While the severity of the storm grabbing attention is still questionable, the storm would affect the Boston area spanning Sunday night through Tuesday.
The storm, be it Sandy, a hybrid, a nor'easter or a period of rain and wind would advance quickly up the coast and may then stall. Hence, the unusually long period of nasty weather forecast.
There is a risk of damaging wind, torrential rain, coastal and flash flooding, power outages, downed trees and travel disruptions due to storm ranging from a moderate nor'easter to a hurricane.
The storm would be nearby during the full moon, a time when astronomical tides are the greatest.
More details will become available with this storm over the next few days. However, if you have extensive preparations to do as a precaution, waiting until early next week would be too late.
While rain will slice through portions of the Midwest and Northeast this week, it will interrupt the stretch of dry weather in store for most locations only briefly.
While waters will be slow to recede across flood-ravaged South Carolina, a stretch of dry weather will provide favorable conditions for cleanup efforts across the region.
One potential path for Joaquin will have the post-tropical cyclone reaching Ireland as early as Saturday.
Joaquin remains on track to make Europe its final destination with a part of the British Isles and western Europe first facing potential impacts this weekend.
The next round of rain for the Washington, D.C., and Baltimore areas will be at the end of the week into the start of the weekend.
Despite Hurricane Oho not making landfall across Hawaii, rough surf will rattle the islands into Friday.

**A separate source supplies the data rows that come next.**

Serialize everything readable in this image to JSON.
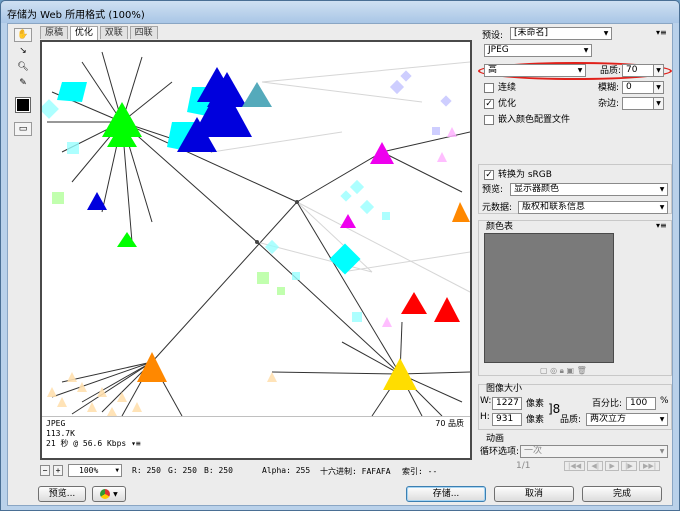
{
  "window": {
    "title": "存储为 Web 所用格式 (100%)"
  },
  "tabs": [
    "原稿",
    "优化",
    "双联",
    "四联"
  ],
  "active_tab_index": 1,
  "tools": [
    "hand-icon",
    "slice-select-icon",
    "zoom-icon",
    "eyedropper-icon"
  ],
  "preview_info": {
    "format": "JPEG",
    "size": "113.7K",
    "time": "21 秒 @ 56.6 Kbps",
    "quality": "70 品质"
  },
  "statusbar": {
    "zoom": "100%",
    "r": "R: 250",
    "g": "G: 250",
    "b": "B: 250",
    "alpha": "Alpha: 255",
    "hex": "十六进制: FAFAFA",
    "index": "索引: --"
  },
  "buttons": {
    "preview": "预览...",
    "save": "存储...",
    "cancel": "取消",
    "done": "完成"
  },
  "settings": {
    "preset_label": "预设:",
    "preset_value": "[未命名]",
    "format": "JPEG",
    "quality_preset": "高",
    "quality_label": "品质:",
    "quality_value": "70",
    "progressive_label": "连续",
    "progressive_checked": false,
    "blur_label": "模糊:",
    "blur_value": "0",
    "optimized_label": "优化",
    "optimized_checked": true,
    "matte_label": "杂边:",
    "embed_profile_label": "嵌入颜色配置文件",
    "embed_profile_checked": false,
    "convert_srgb_label": "转换为 sRGB",
    "convert_srgb_checked": true,
    "preview_label": "预览:",
    "preview_value": "显示器颜色",
    "metadata_label": "元数据:",
    "metadata_value": "版权和联系信息"
  },
  "color_table": {
    "title": "颜色表"
  },
  "image_size": {
    "title": "图像大小",
    "w_label": "W:",
    "w_value": "1227",
    "h_label": "H:",
    "h_value": "931",
    "unit": "像素",
    "percent_label": "百分比:",
    "percent_value": "100",
    "percent_unit": "%",
    "quality_label": "品质:",
    "quality_value": "两次立方"
  },
  "animation": {
    "title": "动画",
    "loop_label": "循环选项:",
    "loop_value": "一次",
    "frame": "1/1"
  },
  "colors": {
    "highlight_oval": "#e0201a",
    "window_bg": "#b9d1ea"
  }
}
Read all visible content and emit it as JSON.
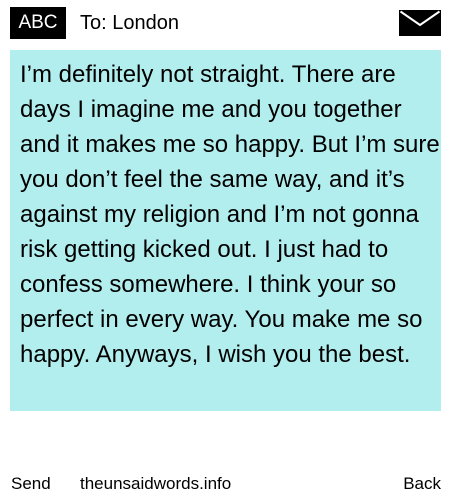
{
  "header": {
    "badge_label": "ABC",
    "recipient": "To: London",
    "envelope_icon": "envelope-icon"
  },
  "message": {
    "text": "I’m definitely not straight. There are days I imagine me and you together and it makes me so happy. But I’m sure you don’t feel the same way, and it’s against my religion and I’m not gonna risk getting kicked out. I just had to confess somewhere. I think your so perfect in every way. You make me so happy. Anyways, I wish you the best.",
    "highlight_color": "#b3eeee"
  },
  "footer": {
    "send_label": "Send",
    "site_label": "theunsaidwords.info",
    "back_label": "Back"
  }
}
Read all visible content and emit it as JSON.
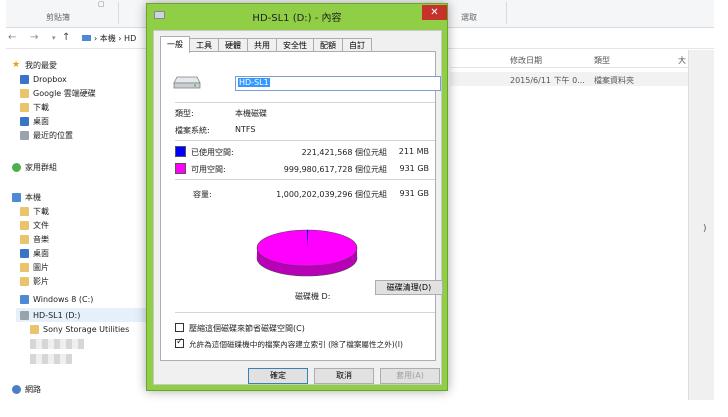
{
  "explorer": {
    "ribbon_group": "剪貼簿",
    "ribbon_group_right": "選取",
    "breadcrumb": [
      "本機",
      "HD"
    ],
    "columns": {
      "date": "修改日期",
      "type": "類型",
      "size": "大"
    },
    "row": {
      "date": "2015/6/11 下午 0...",
      "type": "檔案資料夾"
    },
    "sidebar": {
      "favorites": "我的最愛",
      "fav_items": [
        "Dropbox",
        "Google 雲端硬碟",
        "下載",
        "桌面",
        "最近的位置"
      ],
      "homegroup": "家用群組",
      "pc": "本機",
      "pc_items": [
        "下載",
        "文件",
        "音樂",
        "桌面",
        "圖片",
        "影片",
        "Windows 8 (C:)",
        "HD-SL1 (D:)"
      ],
      "sub_item": "Sony Storage Utilities",
      "network": "網路"
    }
  },
  "dialog": {
    "title": "HD-SL1 (D:) - 內容",
    "close": "✕",
    "tabs": [
      "一般",
      "工具",
      "硬體",
      "共用",
      "安全性",
      "配額",
      "自訂"
    ],
    "name_value": "HD-SL1",
    "type_label": "類型:",
    "type_value": "本機磁碟",
    "fs_label": "檔案系統:",
    "fs_value": "NTFS",
    "used_label": "已使用空間:",
    "used_bytes": "221,421,568 個位元組",
    "used_size": "211 MB",
    "free_label": "可用空間:",
    "free_bytes": "999,980,617,728 個位元組",
    "free_size": "931 GB",
    "cap_label": "容量:",
    "cap_bytes": "1,000,202,039,296 個位元組",
    "cap_size": "931 GB",
    "drive_caption": "磁碟機 D:",
    "cleanup_button": "磁碟清理(D)",
    "compress_label": "壓縮這個磁碟來節省磁碟空間(C)",
    "index_label": "允許為這個磁碟機中的檔案內容建立索引 (除了檔案屬性之外)(I)",
    "compress_checked": false,
    "index_checked": true,
    "ok_button": "確定",
    "cancel_button": "取消",
    "apply_button": "套用(A)"
  },
  "colors": {
    "used": "#0000ff",
    "free": "#ff00ff",
    "frame": "#8fce45"
  }
}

Tulsa, OK (2000)
A trace of snow - the earliest observation of snow on record.
New England (1849)
Coastal hurricane causes shore damage and snow across the interior of New England -- Henry Thoreau inspected shipwreck near Boston.
New England (1962)
Hurricane Daisy produced heavy rains; Reading, MA received 12.10 inches from 5-7th; floods and tide damage in eastern New England/Nova Scotia.